Julius Robert Oppenheimer is likely the
first name that comes to mind when one mentions the atomic bomb. He is
credited with the creation of the devastating device in the early 1940s, a
version of which was used in two instances during World War II. In the
summer of 1945 bombs were dropped on two Japanese cities and Japan
surrendered shortly thereafter.
Oppenheimer was born in New York City on April 22, 1904. He grew up in
New York and attended the Ethical Culture School there. Early on, he became
especially interested in languages and would learn one quickly just so he
could read a text in its original form. He was also very interested in math
and science, and considered a serious student and a rather intense person by
After he graduated from Harvard University in 1925, Oppenheimer studied
at Cambridge University in England and pursued a PhD in Germany. He returned
to the U.S. in 1929 and began teaching at the University of California at
Berkeley and at the California Institute of Technology.
Oppenheimer became deeply concerned by the rise of fascism in the 1930s
and took a strong stand against it. In 1939, when it became known to the
U.S. that Germans had split the atom, the implication was that the Nazis

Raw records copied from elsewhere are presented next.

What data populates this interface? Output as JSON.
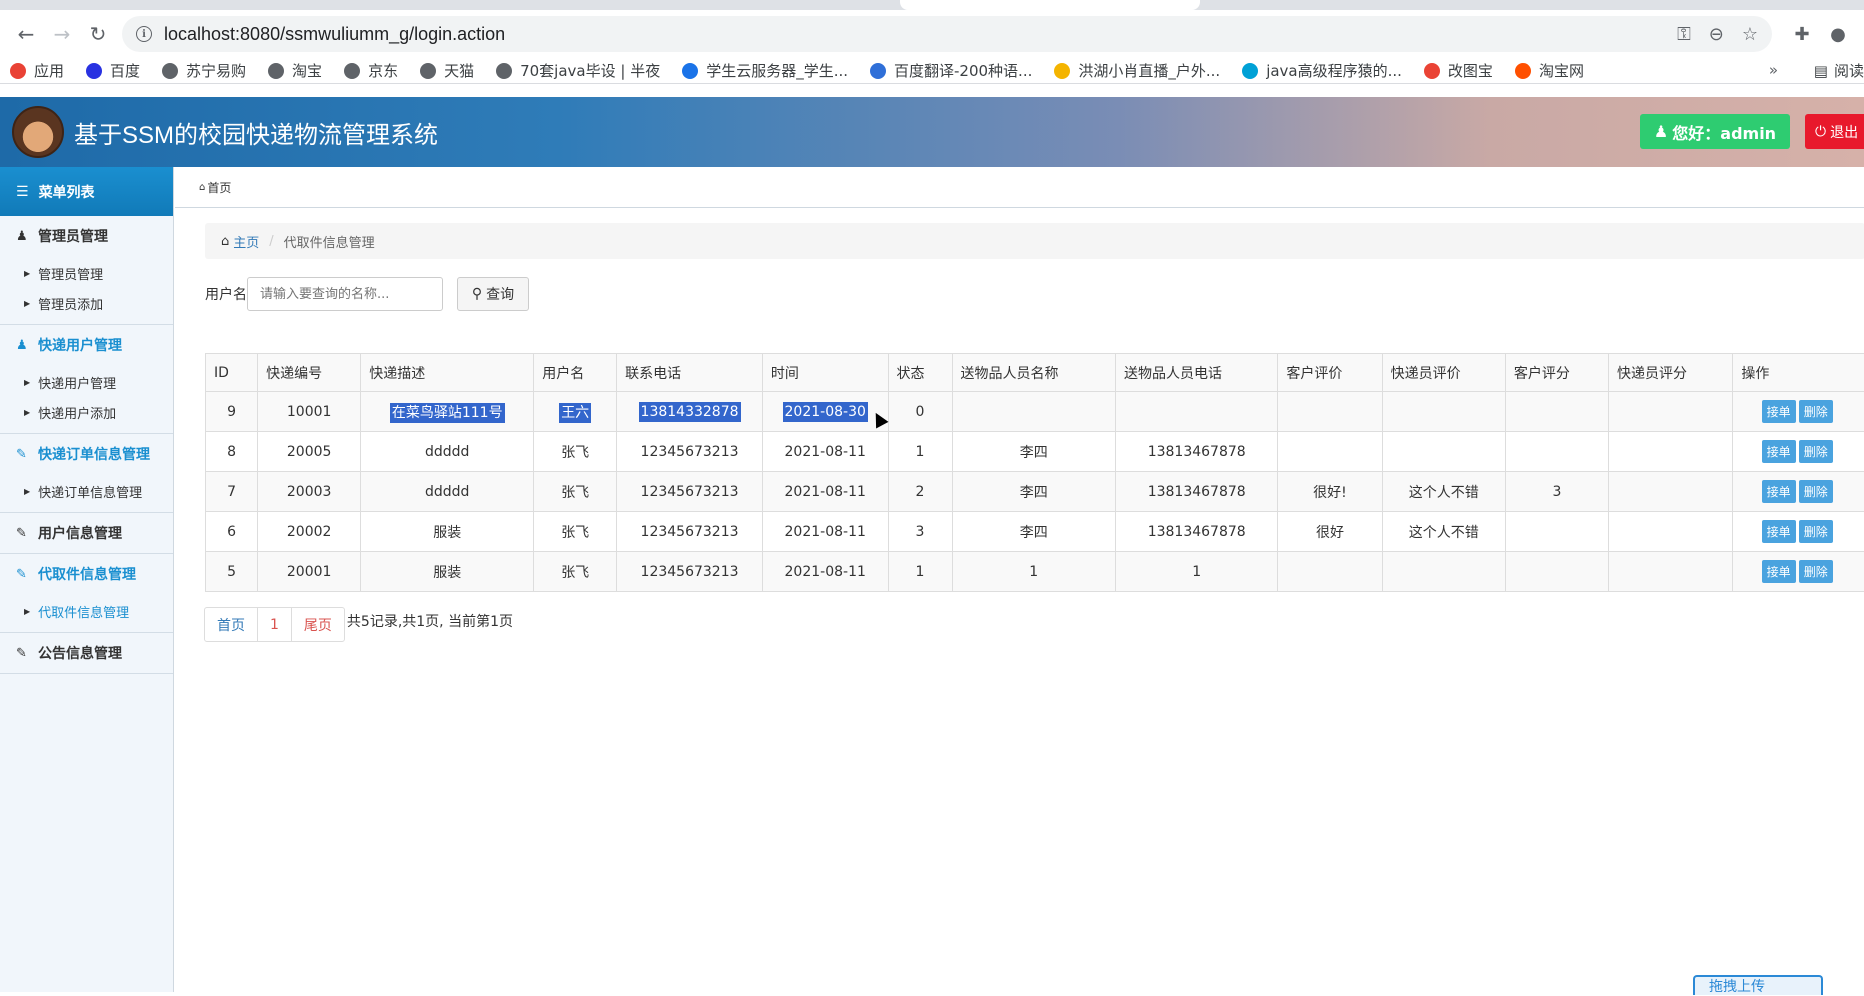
{
  "browser": {
    "url": "localhost:8080/ssmwuliumm_g/login.action",
    "bookmarks": [
      {
        "label": "应用",
        "color": "#e94235"
      },
      {
        "label": "百度",
        "color": "#2932e1"
      },
      {
        "label": "苏宁易购",
        "color": "#5f6368"
      },
      {
        "label": "淘宝",
        "color": "#5f6368"
      },
      {
        "label": "京东",
        "color": "#5f6368"
      },
      {
        "label": "天猫",
        "color": "#5f6368"
      },
      {
        "label": "70套java毕设 | 半夜",
        "color": "#5f6368"
      },
      {
        "label": "学生云服务器_学生...",
        "color": "#1a73e8"
      },
      {
        "label": "百度翻译-200种语...",
        "color": "#2f6fd8"
      },
      {
        "label": "洪湖小肖直播_户外...",
        "color": "#f4b400"
      },
      {
        "label": "java高级程序猿的...",
        "color": "#00a1d6"
      },
      {
        "label": "改图宝",
        "color": "#ea4335"
      },
      {
        "label": "淘宝网",
        "color": "#ff5000"
      }
    ],
    "more": "»",
    "reading_list": "阅读"
  },
  "header": {
    "title": "基于SSM的校园快递物流管理系统",
    "hello": "您好：admin",
    "logout": "退出"
  },
  "sidebar": {
    "title": "菜单列表",
    "groups": [
      {
        "title": "管理员管理",
        "items": [
          "管理员管理",
          "管理员添加"
        ]
      },
      {
        "title": "快递用户管理",
        "items": [
          "快递用户管理",
          "快递用户添加"
        ]
      },
      {
        "title": "快递订单信息管理",
        "items": [
          "快递订单信息管理"
        ]
      },
      {
        "title": "用户信息管理",
        "items": []
      },
      {
        "title": "代取件信息管理",
        "items": [
          "代取件信息管理"
        ]
      },
      {
        "title": "公告信息管理",
        "items": []
      }
    ]
  },
  "main": {
    "top_crumb": "首页",
    "breadcrumb_home": "主页",
    "breadcrumb_current": "代取件信息管理",
    "search_label": "用户名",
    "search_placeholder": "请输入要查询的名称...",
    "search_button": "查询",
    "columns": [
      "ID",
      "快递编号",
      "快递描述",
      "用户名",
      "联系电话",
      "时间",
      "状态",
      "送物品人员名称",
      "送物品人员电话",
      "客户评价",
      "快递员评价",
      "客户评分",
      "快递员评分",
      "操作"
    ],
    "rows": [
      [
        "9",
        "10001",
        "在菜鸟驿站111号",
        "王六",
        "13814332878",
        "2021-08-30",
        "0",
        "",
        "",
        "",
        "",
        "",
        ""
      ],
      [
        "8",
        "20005",
        "ddddd",
        "张飞",
        "12345673213",
        "2021-08-11",
        "1",
        "李四",
        "13813467878",
        "",
        "",
        "",
        ""
      ],
      [
        "7",
        "20003",
        "ddddd",
        "张飞",
        "12345673213",
        "2021-08-11",
        "2",
        "李四",
        "13813467878",
        "很好!",
        "这个人不错",
        "3",
        ""
      ],
      [
        "6",
        "20002",
        "服装",
        "张飞",
        "12345673213",
        "2021-08-11",
        "3",
        "李四",
        "13813467878",
        "很好",
        "这个人不错",
        "",
        ""
      ],
      [
        "5",
        "20001",
        "服装",
        "张飞",
        "12345673213",
        "2021-08-11",
        "1",
        "1",
        "1",
        "",
        "",
        "",
        ""
      ]
    ],
    "op_accept": "接单",
    "op_delete": "删除",
    "pager": {
      "first": "首页",
      "page": "1",
      "last": "尾页",
      "info": "共5记录,共1页, 当前第1页"
    },
    "upload": "拖拽上传"
  }
}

could develop extremely powerful weapons. This realization prompted
President Roosevelt to establish the Manhattan Project in 1941. In June
1942, Robert Oppenheimer was appointed its director.
Oppenheimer set up a new research station to develop atomic and other
types of weapons at Los Alamos, New Mexico. Meanwhile, research was also
being done at Columbia University, the University of Chicago, and in Oak
Ridge, Tennessee, Oppenheimer invited the most established physicists to Los
Alamos to work on creating and atomic bomb. Eventually he was managing a
team of more than three thousand people.
On July 16, 1945, Oppenheimer witnessed the first explosion of an atomic
bomb in the New Mexico desert, and, some say, changed the world forever.
Within a month, two atomic bombs were dropped on Japanese cities. Japan
surrendered on August 10, 1945.
After the war, Oppenheimer chaired the U.S. Atomic Energy Commission. He
opposed developing an even more powerful hydrogen bomb. When President
Truman finally approved it, Oppenheimer did not argue, but partly due his
initial reluctance the political climate turned against him. On December 21,
1953, Oppenheimer was accused of treason for delaying the naming of Soviet
agents, and also for opposing the building of the hydrogen bomb. Although he
was cleared of the charges, his security access was taken away and his
contract as adviser to the Atomic Energy Commission was terminated.
Oppenheimer later held the academic post of director of the Institute of
Advanced Study at Princeton University. In 1963, President Lyndon B. Johnson
presented Oppenheimer with the Enrico Fermi Award of the Atomic Energy
Commission. Oppenheimer retired from Princeton in 1966. He died of throat
cancer in 1967.